Panic said...

but they do get people talking (as we've seen),
Eh, I'm not sure that really justifies things. Example -- and this is the first thing that popped into my head -- Phelps, and his "God Hates Fags" signs at military funerals, gets people talking about gay rights and homophobia, but should he be doing that? No, he should not. I'm not at all comparing the two things (because how weird would that comparison be?), but just "getting people talking" isn't enough of a reason to do something.

and I think any opportunity to reconsider our cultural preconceptions is a good thing.
Sure, but I don't think the list did that. I think everyone just got re-entrenched in their own ideas. You did it yourself making the list, I did it with my rebuttal, & on. Most of talk I saw was not that anyone had changed their minds, or reconsidered. The just continued to like, or not, as usual.

Did you think it would change anyone's mind?

Steven W. Beattie said...

I had naive hopes that it might. Or that someone might say: "Hm. I've never read Caroline Adderson's short stories. Maybe I'll give them a shot." And, believe it or not, I have had one or two responses of that sort. Which does my heart good.

As for the retrenchment of ideas, yes, I see that happening all the time. But, in my own case, particularly since this was accomplished in tandem with someone else (and we had to be in agreement), it was an opportunity to consider some things from a perspective other than my usual default perch (although it probably didn't come out that way in the end). You would be amazed by the names we threw out for the underrated list before settling on those ten. So, it worked for me. And maybe -- MAYBE -- for one or two others as well.

Panic said...

You've changed what you're talking about. We were discussing the overrated list. Did you think that list would change anyone's mind?

I did say in this post that underrated/undiscovered lists are definitely beneficial, and my beef was never with that.

Ruth Seeley said...

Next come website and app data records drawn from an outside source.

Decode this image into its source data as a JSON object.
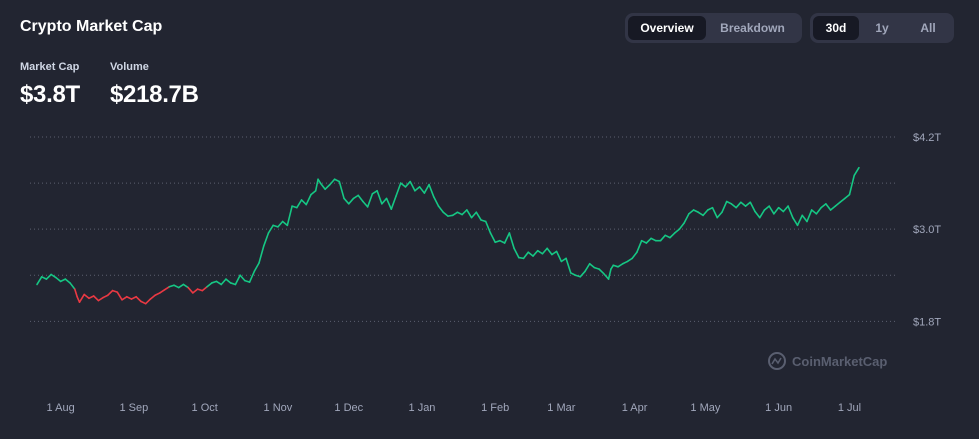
{
  "header": {
    "title": "Crypto Market Cap",
    "view_tabs": [
      {
        "label": "Overview",
        "active": true
      },
      {
        "label": "Breakdown",
        "active": false
      }
    ],
    "range_tabs": [
      {
        "label": "30d",
        "active": true
      },
      {
        "label": "1y",
        "active": false
      },
      {
        "label": "All",
        "active": false
      }
    ]
  },
  "stats": {
    "market_cap": {
      "label": "Market Cap",
      "value": "$3.8T"
    },
    "volume": {
      "label": "Volume",
      "value": "$218.7B"
    }
  },
  "watermark": {
    "text": "CoinMarketCap",
    "icon": "coinmarketcap-logo-icon"
  },
  "colors": {
    "background": "#222531",
    "up": "#16c784",
    "down": "#ea3943",
    "grid": "#5c6070",
    "tab_bg": "#323546",
    "tab_active_bg": "#171924",
    "text_muted": "#a1a7bb"
  },
  "chart_data": {
    "type": "line",
    "y_unit": "USD trillions",
    "ylim": [
      1.44,
      4.2
    ],
    "y_ticks": [
      {
        "value": 4.2,
        "label": "$4.2T"
      },
      {
        "value": 3.0,
        "label": "$3.0T"
      },
      {
        "value": 1.8,
        "label": "$1.8T"
      }
    ],
    "y_gridlines": [
      4.2,
      3.6,
      3.0,
      2.4,
      1.8
    ],
    "x_ticks": [
      {
        "label": "1 Aug",
        "day": 10
      },
      {
        "label": "1 Sep",
        "day": 41
      },
      {
        "label": "1 Oct",
        "day": 71
      },
      {
        "label": "1 Nov",
        "day": 102
      },
      {
        "label": "1 Dec",
        "day": 132
      },
      {
        "label": "1 Jan",
        "day": 163
      },
      {
        "label": "1 Feb",
        "day": 194
      },
      {
        "label": "1 Mar",
        "day": 222
      },
      {
        "label": "1 Apr",
        "day": 253
      },
      {
        "label": "1 May",
        "day": 283
      },
      {
        "label": "1 Jun",
        "day": 314
      },
      {
        "label": "1 Jul",
        "day": 344
      },
      {
        "label": "",
        "day": 362
      }
    ],
    "baseline": 2.25,
    "points": [
      [
        0,
        2.28
      ],
      [
        2,
        2.38
      ],
      [
        4,
        2.35
      ],
      [
        6,
        2.41
      ],
      [
        8,
        2.37
      ],
      [
        10,
        2.32
      ],
      [
        12,
        2.35
      ],
      [
        14,
        2.3
      ],
      [
        16,
        2.22
      ],
      [
        17,
        2.12
      ],
      [
        18,
        2.05
      ],
      [
        20,
        2.15
      ],
      [
        22,
        2.1
      ],
      [
        24,
        2.13
      ],
      [
        26,
        2.07
      ],
      [
        28,
        2.11
      ],
      [
        30,
        2.14
      ],
      [
        32,
        2.2
      ],
      [
        34,
        2.18
      ],
      [
        36,
        2.08
      ],
      [
        38,
        2.12
      ],
      [
        40,
        2.09
      ],
      [
        42,
        2.12
      ],
      [
        44,
        2.06
      ],
      [
        46,
        2.03
      ],
      [
        48,
        2.09
      ],
      [
        50,
        2.14
      ],
      [
        52,
        2.17
      ],
      [
        54,
        2.21
      ],
      [
        56,
        2.25
      ],
      [
        58,
        2.27
      ],
      [
        60,
        2.24
      ],
      [
        62,
        2.28
      ],
      [
        64,
        2.24
      ],
      [
        66,
        2.17
      ],
      [
        68,
        2.22
      ],
      [
        70,
        2.2
      ],
      [
        72,
        2.25
      ],
      [
        74,
        2.3
      ],
      [
        76,
        2.32
      ],
      [
        78,
        2.28
      ],
      [
        80,
        2.35
      ],
      [
        82,
        2.3
      ],
      [
        84,
        2.28
      ],
      [
        86,
        2.4
      ],
      [
        88,
        2.33
      ],
      [
        90,
        2.31
      ],
      [
        92,
        2.45
      ],
      [
        94,
        2.56
      ],
      [
        96,
        2.78
      ],
      [
        98,
        2.95
      ],
      [
        100,
        3.05
      ],
      [
        102,
        3.03
      ],
      [
        104,
        3.1
      ],
      [
        106,
        3.05
      ],
      [
        108,
        3.3
      ],
      [
        110,
        3.28
      ],
      [
        112,
        3.38
      ],
      [
        114,
        3.32
      ],
      [
        116,
        3.45
      ],
      [
        118,
        3.5
      ],
      [
        119,
        3.65
      ],
      [
        120,
        3.6
      ],
      [
        122,
        3.52
      ],
      [
        124,
        3.58
      ],
      [
        126,
        3.65
      ],
      [
        128,
        3.62
      ],
      [
        130,
        3.4
      ],
      [
        132,
        3.33
      ],
      [
        134,
        3.4
      ],
      [
        136,
        3.44
      ],
      [
        138,
        3.36
      ],
      [
        140,
        3.29
      ],
      [
        142,
        3.46
      ],
      [
        144,
        3.5
      ],
      [
        146,
        3.33
      ],
      [
        148,
        3.4
      ],
      [
        150,
        3.26
      ],
      [
        152,
        3.43
      ],
      [
        154,
        3.6
      ],
      [
        156,
        3.55
      ],
      [
        158,
        3.62
      ],
      [
        160,
        3.5
      ],
      [
        162,
        3.55
      ],
      [
        164,
        3.47
      ],
      [
        166,
        3.58
      ],
      [
        168,
        3.42
      ],
      [
        170,
        3.3
      ],
      [
        172,
        3.22
      ],
      [
        174,
        3.17
      ],
      [
        176,
        3.18
      ],
      [
        178,
        3.22
      ],
      [
        180,
        3.19
      ],
      [
        182,
        3.25
      ],
      [
        184,
        3.15
      ],
      [
        186,
        3.22
      ],
      [
        188,
        3.12
      ],
      [
        190,
        3.1
      ],
      [
        192,
        2.95
      ],
      [
        194,
        2.83
      ],
      [
        196,
        2.85
      ],
      [
        198,
        2.82
      ],
      [
        200,
        2.95
      ],
      [
        202,
        2.75
      ],
      [
        204,
        2.63
      ],
      [
        206,
        2.62
      ],
      [
        208,
        2.7
      ],
      [
        210,
        2.65
      ],
      [
        212,
        2.72
      ],
      [
        214,
        2.68
      ],
      [
        216,
        2.75
      ],
      [
        218,
        2.67
      ],
      [
        220,
        2.71
      ],
      [
        222,
        2.58
      ],
      [
        224,
        2.62
      ],
      [
        226,
        2.43
      ],
      [
        228,
        2.4
      ],
      [
        230,
        2.38
      ],
      [
        232,
        2.45
      ],
      [
        234,
        2.55
      ],
      [
        236,
        2.5
      ],
      [
        238,
        2.48
      ],
      [
        240,
        2.42
      ],
      [
        242,
        2.35
      ],
      [
        243,
        2.48
      ],
      [
        244,
        2.53
      ],
      [
        246,
        2.51
      ],
      [
        248,
        2.55
      ],
      [
        250,
        2.58
      ],
      [
        252,
        2.62
      ],
      [
        254,
        2.7
      ],
      [
        256,
        2.85
      ],
      [
        258,
        2.82
      ],
      [
        260,
        2.88
      ],
      [
        262,
        2.85
      ],
      [
        264,
        2.85
      ],
      [
        266,
        2.92
      ],
      [
        268,
        2.89
      ],
      [
        270,
        2.95
      ],
      [
        272,
        3.0
      ],
      [
        274,
        3.08
      ],
      [
        276,
        3.2
      ],
      [
        278,
        3.25
      ],
      [
        280,
        3.22
      ],
      [
        282,
        3.18
      ],
      [
        284,
        3.25
      ],
      [
        286,
        3.28
      ],
      [
        288,
        3.15
      ],
      [
        290,
        3.22
      ],
      [
        292,
        3.36
      ],
      [
        294,
        3.33
      ],
      [
        296,
        3.28
      ],
      [
        298,
        3.35
      ],
      [
        300,
        3.3
      ],
      [
        302,
        3.35
      ],
      [
        304,
        3.23
      ],
      [
        306,
        3.15
      ],
      [
        308,
        3.25
      ],
      [
        310,
        3.3
      ],
      [
        312,
        3.2
      ],
      [
        314,
        3.28
      ],
      [
        316,
        3.23
      ],
      [
        318,
        3.3
      ],
      [
        320,
        3.15
      ],
      [
        322,
        3.05
      ],
      [
        324,
        3.18
      ],
      [
        326,
        3.1
      ],
      [
        328,
        3.25
      ],
      [
        330,
        3.2
      ],
      [
        332,
        3.28
      ],
      [
        334,
        3.33
      ],
      [
        336,
        3.25
      ],
      [
        338,
        3.3
      ],
      [
        340,
        3.35
      ],
      [
        342,
        3.4
      ],
      [
        344,
        3.45
      ],
      [
        346,
        3.7
      ],
      [
        348,
        3.8
      ]
    ]
  }
}
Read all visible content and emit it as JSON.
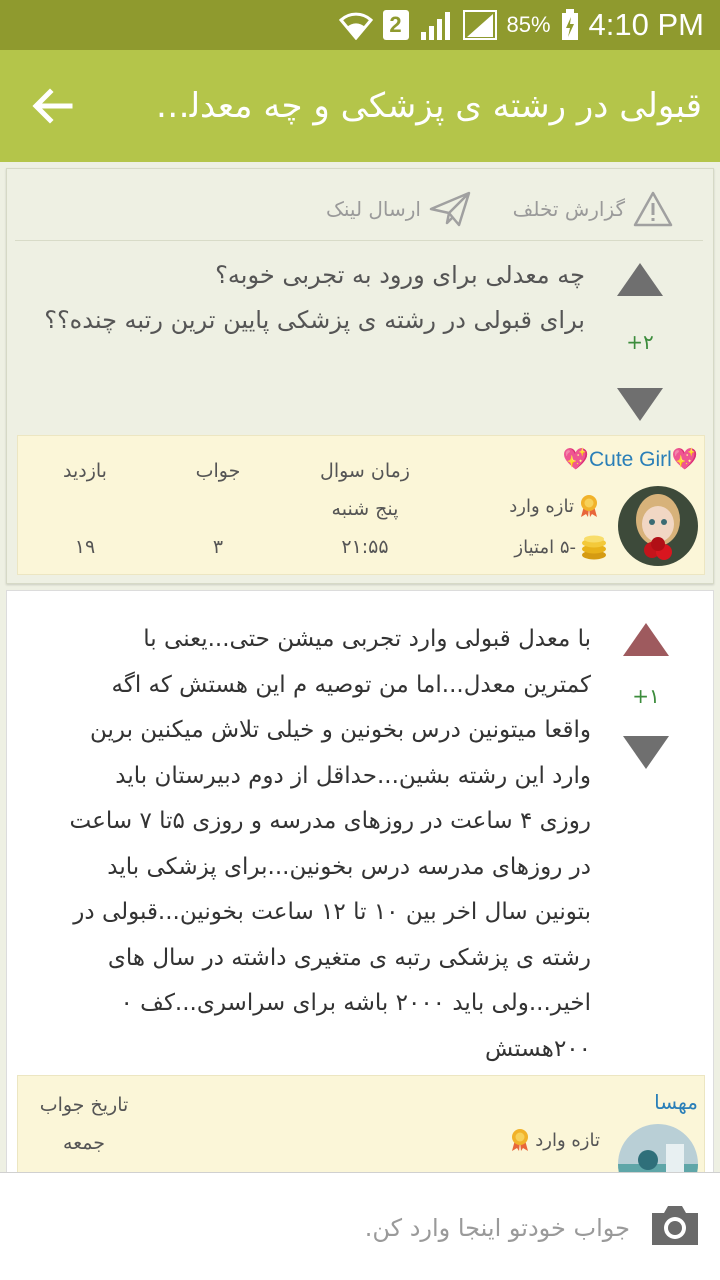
{
  "status_bar": {
    "time": "4:10 PM",
    "battery_percent": "85%",
    "sim_slot": "2"
  },
  "app_bar": {
    "title": "قبولی در رشته ی پزشکی و چه معدلی خ..."
  },
  "question": {
    "actions": {
      "report_label": "گزارش تخلف",
      "share_label": "ارسال لینک"
    },
    "lines": [
      "چه معدلی برای ورود به تجربی خوبه؟",
      "برای قبولی در رشته ی پزشکی پایین ترین رتبه چنده؟؟"
    ],
    "score": "+۲",
    "author": {
      "name": "💖Cute Girl💖",
      "rank": "تازه وارد",
      "points": "-۵ امتیاز"
    },
    "stats": {
      "time_label": "زمان سوال",
      "day": "پنج شنبه",
      "time_value": "۲۱:۵۵",
      "answers_label": "جواب",
      "answers_value": "۳",
      "views_label": "بازدید",
      "views_value": "۱۹"
    }
  },
  "answer": {
    "score": "+۱",
    "lines": [
      "با معدل قبولی وارد تجربی میشن حتی...یعنی با",
      "کمترین معدل...اما من توصیه م این هستش که اگه",
      "واقعا میتونین درس بخونین و خیلی تلاش میکنین برین",
      "وارد این رشته بشین...حداقل از دوم دبیرستان باید",
      "روزی ۴ ساعت در روزهای مدرسه و روزی ۵تا ۷ ساعت",
      "در روزهای مدرسه درس بخونین...برای پزشکی باید",
      "بتونین سال اخر بین ۱۰ تا ۱۲ ساعت بخونین...قبولی در",
      "رشته ی پزشکی رتبه ی متغیری داشته در سال های",
      "اخیر...ولی باید ۲۰۰۰ باشه برای سراسری...کف ۰",
      "۲۰۰هستش"
    ],
    "author": {
      "name": "مهسا",
      "rank": "تازه وارد"
    },
    "date_label": "تاریخ جواب",
    "day": "جمعه"
  },
  "input": {
    "placeholder": "جواب خودتو اینجا وارد کن."
  },
  "colors": {
    "status_bar": "#8f9a2e",
    "app_bar": "#b4c54a",
    "vote_arrow": "#6f6f6f",
    "upvoted_arrow": "#9e5a5e",
    "score": "#3c8c3c",
    "author_name": "#2a7fb8",
    "info_panel": "#fbf6d8"
  },
  "icons": {
    "back": "arrow-left-icon",
    "report": "warning-icon",
    "share": "paper-plane-icon",
    "rank": "medal-icon",
    "points": "coins-icon",
    "camera": "camera-icon"
  }
}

@Panic - yes, an under-rated list is always beneficial, because not even the most avid reader can keep up with everything, and sometimes you need a little nudge to try an author you haven't read before. I know I'm eternally grateful to Steven for giving me precisely that sort of nudge towards Rawi Hage with his enthusiasm for his work. I didn't, of course, JUST take his word for it - I checked other reviewers, read an interview or two with Hage, gave him bonus points because he was a House of Anansi author, and I was lucky enough to find the book in my local bookstore so I could also read a few paragraphs. Then I bought DeNiro's Game, loved it, and have added Cockroach to my must-read list.

The problem with an over-rated list is that you have to be not only scrupulously fair when putting it together, you really do have to establish criteria that make sense, and sadly the over-rated list didn't do that (not by a long shot).

And I'd love to follow you on Twitter but I can't find you there, Panic - I'm @ruthseeley. :)

Panic said...

Hi Ruth,
I'll add you shortly! :)